How to Stain a Cutting Board
Wood cutting boards add warmth, beauty and function to kitchen decor. Proper sealing and maintenance are critical to the durability and safety of these popular kitchen tools, whether you use your board only for food prep or also for cutting.
Preserve the beauty and usefulness of either a new or old board in a few basic steps.
Things You Will Need
- Cutting board
- Fine sandpaper
- Food-grade mineral oil (room temperature)
- Clean, dry rags
- Kitchen towel
You can purchase food-grade mineral oil in the health and beauty department of your favorite store. There are differing views about the use of walnut oil as a substitute for mineral oil in finishing a cutting board. It's preferred by some for attaining a darker finish color. Tim Albers, California woodworker and writer for Finewoodworking.com, says that the advantage of walnut oil is that it actually dries after a day or two, whereas mineral oil never completely dries. Wash your newly finished cutting board in hot, soapy water (not the dishwasher) immediately after each use. Wood cutting boards need to be refinished or "seasoned" at fairly regular intervals. The first week that you own it, oil it every day. For the next month, oil it once a week, and then oil your board once a month, thereafter. If the surface becomes rough, uneven or marred with cuts, you can re-sand the board to create a fresh, smooth surface. You'll need to go through the finishing process again to prepare the board for use with food. Melting one part paraffin or beeswax with five parts mineral oil can create an even greater water resistance on the board's surface. This isn't necessary, but it can extend the time between re-seasonings.

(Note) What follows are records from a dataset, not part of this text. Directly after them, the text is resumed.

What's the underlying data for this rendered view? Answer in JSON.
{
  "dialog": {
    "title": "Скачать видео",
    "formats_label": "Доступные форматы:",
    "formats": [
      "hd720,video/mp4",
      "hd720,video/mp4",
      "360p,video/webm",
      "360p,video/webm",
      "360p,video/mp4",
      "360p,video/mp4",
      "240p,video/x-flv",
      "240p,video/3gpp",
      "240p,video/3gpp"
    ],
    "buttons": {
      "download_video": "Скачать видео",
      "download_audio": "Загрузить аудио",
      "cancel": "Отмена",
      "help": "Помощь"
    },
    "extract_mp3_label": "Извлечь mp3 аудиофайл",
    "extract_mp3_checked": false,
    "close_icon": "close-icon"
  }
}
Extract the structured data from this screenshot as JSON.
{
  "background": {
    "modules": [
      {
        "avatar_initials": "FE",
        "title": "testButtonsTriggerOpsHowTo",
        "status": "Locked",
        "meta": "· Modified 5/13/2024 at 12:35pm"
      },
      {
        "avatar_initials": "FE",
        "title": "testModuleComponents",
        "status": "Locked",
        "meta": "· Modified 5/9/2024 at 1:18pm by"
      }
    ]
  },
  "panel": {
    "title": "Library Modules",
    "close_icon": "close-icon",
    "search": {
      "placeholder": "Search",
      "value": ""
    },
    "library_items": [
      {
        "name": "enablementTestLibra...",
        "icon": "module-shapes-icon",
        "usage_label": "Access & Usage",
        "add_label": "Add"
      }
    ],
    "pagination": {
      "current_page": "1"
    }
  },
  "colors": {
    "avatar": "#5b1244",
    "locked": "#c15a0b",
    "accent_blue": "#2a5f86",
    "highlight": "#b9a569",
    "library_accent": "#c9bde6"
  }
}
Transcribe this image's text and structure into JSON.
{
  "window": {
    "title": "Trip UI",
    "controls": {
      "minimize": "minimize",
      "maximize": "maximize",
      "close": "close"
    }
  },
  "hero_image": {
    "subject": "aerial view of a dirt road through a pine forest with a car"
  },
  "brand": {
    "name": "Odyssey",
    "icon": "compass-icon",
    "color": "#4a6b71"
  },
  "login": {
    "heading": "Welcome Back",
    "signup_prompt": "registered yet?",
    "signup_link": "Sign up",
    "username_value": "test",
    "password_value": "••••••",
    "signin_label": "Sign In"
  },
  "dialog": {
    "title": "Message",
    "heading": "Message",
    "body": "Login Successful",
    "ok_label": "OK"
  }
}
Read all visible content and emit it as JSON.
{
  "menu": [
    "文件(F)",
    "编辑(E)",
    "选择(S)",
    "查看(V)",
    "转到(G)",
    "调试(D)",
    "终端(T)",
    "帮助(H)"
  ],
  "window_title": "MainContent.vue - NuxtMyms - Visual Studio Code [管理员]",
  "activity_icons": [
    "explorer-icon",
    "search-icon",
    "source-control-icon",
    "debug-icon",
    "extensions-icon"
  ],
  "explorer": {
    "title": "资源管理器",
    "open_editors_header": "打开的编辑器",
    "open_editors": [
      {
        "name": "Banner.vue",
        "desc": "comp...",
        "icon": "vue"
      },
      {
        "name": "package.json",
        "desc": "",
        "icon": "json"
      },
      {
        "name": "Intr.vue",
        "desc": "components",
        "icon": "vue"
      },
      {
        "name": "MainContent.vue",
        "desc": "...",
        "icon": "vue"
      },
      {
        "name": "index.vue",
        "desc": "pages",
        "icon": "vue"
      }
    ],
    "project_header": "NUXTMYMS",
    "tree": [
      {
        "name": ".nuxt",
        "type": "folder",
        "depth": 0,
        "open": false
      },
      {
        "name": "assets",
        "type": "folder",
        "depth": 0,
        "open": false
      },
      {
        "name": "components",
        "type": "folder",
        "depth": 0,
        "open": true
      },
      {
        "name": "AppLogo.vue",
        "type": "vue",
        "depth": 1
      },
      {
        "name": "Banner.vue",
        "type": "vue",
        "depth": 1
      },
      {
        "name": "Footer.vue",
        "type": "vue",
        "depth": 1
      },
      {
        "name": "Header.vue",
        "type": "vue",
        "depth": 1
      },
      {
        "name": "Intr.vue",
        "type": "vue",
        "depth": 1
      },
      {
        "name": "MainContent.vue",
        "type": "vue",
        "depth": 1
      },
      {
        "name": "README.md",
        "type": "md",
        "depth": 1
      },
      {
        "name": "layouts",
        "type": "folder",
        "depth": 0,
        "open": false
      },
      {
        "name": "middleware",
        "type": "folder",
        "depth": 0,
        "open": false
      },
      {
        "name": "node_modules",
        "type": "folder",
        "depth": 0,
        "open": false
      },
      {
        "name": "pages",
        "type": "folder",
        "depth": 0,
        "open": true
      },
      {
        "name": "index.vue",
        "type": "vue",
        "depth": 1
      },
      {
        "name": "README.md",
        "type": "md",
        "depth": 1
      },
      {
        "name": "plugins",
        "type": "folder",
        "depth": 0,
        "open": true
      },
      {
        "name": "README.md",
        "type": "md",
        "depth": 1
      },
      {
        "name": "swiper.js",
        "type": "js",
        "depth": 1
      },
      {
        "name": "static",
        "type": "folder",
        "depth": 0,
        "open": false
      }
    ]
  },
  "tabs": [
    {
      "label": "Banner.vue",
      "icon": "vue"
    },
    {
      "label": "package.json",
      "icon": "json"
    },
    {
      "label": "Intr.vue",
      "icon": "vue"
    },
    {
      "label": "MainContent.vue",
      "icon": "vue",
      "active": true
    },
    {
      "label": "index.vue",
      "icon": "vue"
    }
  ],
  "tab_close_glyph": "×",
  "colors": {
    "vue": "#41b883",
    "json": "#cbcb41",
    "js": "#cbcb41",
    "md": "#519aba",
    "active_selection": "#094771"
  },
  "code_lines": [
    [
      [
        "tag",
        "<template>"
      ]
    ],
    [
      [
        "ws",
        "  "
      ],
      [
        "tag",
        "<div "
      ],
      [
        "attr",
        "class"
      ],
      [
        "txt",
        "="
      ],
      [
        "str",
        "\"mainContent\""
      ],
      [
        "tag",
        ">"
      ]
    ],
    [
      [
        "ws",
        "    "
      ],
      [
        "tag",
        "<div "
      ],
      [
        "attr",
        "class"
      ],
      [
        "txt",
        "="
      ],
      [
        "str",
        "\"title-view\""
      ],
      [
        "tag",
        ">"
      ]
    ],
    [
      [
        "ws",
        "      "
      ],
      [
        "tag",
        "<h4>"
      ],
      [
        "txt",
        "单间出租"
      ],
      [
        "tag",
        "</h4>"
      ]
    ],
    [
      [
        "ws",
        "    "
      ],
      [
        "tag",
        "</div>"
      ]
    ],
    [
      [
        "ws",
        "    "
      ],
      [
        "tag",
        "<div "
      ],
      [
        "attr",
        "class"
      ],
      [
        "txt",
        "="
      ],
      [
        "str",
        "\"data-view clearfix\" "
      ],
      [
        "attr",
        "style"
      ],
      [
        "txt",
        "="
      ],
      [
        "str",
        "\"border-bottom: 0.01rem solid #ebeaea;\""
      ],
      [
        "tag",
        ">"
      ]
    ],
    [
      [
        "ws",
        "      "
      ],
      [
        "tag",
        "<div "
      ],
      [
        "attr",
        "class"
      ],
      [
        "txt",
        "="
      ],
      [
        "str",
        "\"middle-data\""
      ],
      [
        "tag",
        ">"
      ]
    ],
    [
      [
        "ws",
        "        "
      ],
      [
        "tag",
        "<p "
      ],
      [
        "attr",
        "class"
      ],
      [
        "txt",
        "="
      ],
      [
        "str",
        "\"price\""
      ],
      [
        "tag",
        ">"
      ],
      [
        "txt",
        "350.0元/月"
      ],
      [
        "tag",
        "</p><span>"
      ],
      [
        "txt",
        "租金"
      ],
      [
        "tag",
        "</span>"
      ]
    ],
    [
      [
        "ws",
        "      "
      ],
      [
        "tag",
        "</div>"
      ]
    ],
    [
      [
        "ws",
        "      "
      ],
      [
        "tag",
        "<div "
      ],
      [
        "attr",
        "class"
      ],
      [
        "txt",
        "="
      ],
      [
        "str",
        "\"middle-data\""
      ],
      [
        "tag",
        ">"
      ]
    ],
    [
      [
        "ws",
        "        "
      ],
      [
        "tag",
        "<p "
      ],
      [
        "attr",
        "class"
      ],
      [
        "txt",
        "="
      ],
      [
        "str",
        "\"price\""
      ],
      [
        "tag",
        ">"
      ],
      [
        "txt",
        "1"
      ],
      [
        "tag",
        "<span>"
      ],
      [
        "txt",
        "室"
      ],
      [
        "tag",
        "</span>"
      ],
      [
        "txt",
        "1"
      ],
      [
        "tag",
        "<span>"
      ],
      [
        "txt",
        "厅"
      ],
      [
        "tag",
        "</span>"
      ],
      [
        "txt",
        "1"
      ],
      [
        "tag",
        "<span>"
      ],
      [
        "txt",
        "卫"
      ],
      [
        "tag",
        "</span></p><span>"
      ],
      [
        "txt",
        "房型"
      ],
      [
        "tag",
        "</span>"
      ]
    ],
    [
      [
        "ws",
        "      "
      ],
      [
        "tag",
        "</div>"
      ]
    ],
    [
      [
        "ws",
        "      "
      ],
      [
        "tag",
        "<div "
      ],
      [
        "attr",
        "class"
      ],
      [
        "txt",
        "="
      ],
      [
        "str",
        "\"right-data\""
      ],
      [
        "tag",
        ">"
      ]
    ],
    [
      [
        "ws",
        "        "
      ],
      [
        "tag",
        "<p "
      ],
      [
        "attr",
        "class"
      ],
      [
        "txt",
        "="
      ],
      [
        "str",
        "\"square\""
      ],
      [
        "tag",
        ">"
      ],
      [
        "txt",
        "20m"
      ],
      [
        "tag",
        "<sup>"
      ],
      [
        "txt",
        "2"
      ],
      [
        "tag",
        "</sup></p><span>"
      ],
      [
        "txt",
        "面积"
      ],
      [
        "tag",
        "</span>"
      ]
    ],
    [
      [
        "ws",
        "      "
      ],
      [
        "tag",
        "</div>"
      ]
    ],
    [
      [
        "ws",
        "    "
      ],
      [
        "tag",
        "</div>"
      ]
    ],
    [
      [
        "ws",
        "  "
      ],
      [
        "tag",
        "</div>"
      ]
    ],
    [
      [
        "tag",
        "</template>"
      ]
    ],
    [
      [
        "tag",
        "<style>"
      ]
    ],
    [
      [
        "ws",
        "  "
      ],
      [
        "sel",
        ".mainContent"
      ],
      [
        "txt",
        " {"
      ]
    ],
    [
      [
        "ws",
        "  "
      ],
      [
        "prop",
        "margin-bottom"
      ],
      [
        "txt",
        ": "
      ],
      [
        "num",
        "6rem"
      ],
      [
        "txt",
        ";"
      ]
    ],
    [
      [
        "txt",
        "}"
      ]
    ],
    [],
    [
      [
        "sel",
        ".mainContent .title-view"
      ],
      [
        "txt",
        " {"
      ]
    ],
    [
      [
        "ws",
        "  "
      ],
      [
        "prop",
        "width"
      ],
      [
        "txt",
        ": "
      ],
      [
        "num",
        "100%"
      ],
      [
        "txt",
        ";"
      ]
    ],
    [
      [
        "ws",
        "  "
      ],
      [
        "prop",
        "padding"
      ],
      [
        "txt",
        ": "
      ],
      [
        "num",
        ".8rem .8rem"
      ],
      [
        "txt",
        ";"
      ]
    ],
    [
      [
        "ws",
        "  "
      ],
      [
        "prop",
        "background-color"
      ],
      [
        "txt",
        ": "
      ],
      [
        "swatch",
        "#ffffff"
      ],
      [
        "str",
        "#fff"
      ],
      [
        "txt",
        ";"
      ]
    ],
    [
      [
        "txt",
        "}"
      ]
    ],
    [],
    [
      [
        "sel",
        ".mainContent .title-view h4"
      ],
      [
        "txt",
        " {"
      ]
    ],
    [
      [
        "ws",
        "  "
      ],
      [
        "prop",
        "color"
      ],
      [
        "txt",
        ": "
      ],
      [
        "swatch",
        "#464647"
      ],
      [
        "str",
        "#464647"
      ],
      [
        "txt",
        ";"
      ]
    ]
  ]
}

Don't substitute vegetable or olive oil for the mineral oil in the finishing process. Both have limited shelf lives and can become rancid.
Don't use chemical finishes or lacquers on your wood cutting board. They're often toxic and unsuitable for food prep. Plus, finishes that create a shell-like film over the surface of the wood will crack and allow knives to penetrate the board. This allows bacteria to grow and moisture to seep into your board, which is held underneath the remaining finish.
Clean and thoroughly dry a used cutting board before attempting to refinish it.
Place a new, unfinished board or a used board on your work surface. Check for nicks or splinters that might break loose or embed in food.
Use fine sandpaper to smooth the top, bottom and edges of your board. Remember to use a lightly dampened rag to remove any sawdust, and then use a clean kitchen towel to dry the board thoroughly.
Pour food-grade mineral oil onto a clean, dry rag. Liberally apply the oil to your cutting board, moving in the direction of the wood grain. Continue applying mineral oil until you cover the entire surface of your board, being careful to coat the sides and bottom of the board, as well.
Stand your board on its end or on its side, and allow it to absorb the oil for 15 minutes.
Use a clean, dry rag to remove any excess oil remaining on the surface.
Repeat Steps 4, 5 and 6 two to three more times to ensure that your cutting board is thoroughly coated. This also improves the board's water resistance.
The Drip Cap
- Wood cutting boards add warmth, beauty and function to kitchen decor.
- Proper sealing and maintenance are critical to the durability and safety of these popular kitchen tools, whether you use your board only for food prep or also for cutting.
- Use a clean, dry rag to remove any excess oil remaining on the surface.
- This also improves the board's water resistance.
Writing professionally since 1998, home education veteran Glenda Embree began as a writer for her own business, composing web content, book reviews and a monthly newsletter. She studied elementary education at the University of Nebraska, Lincoln from 1979-1982.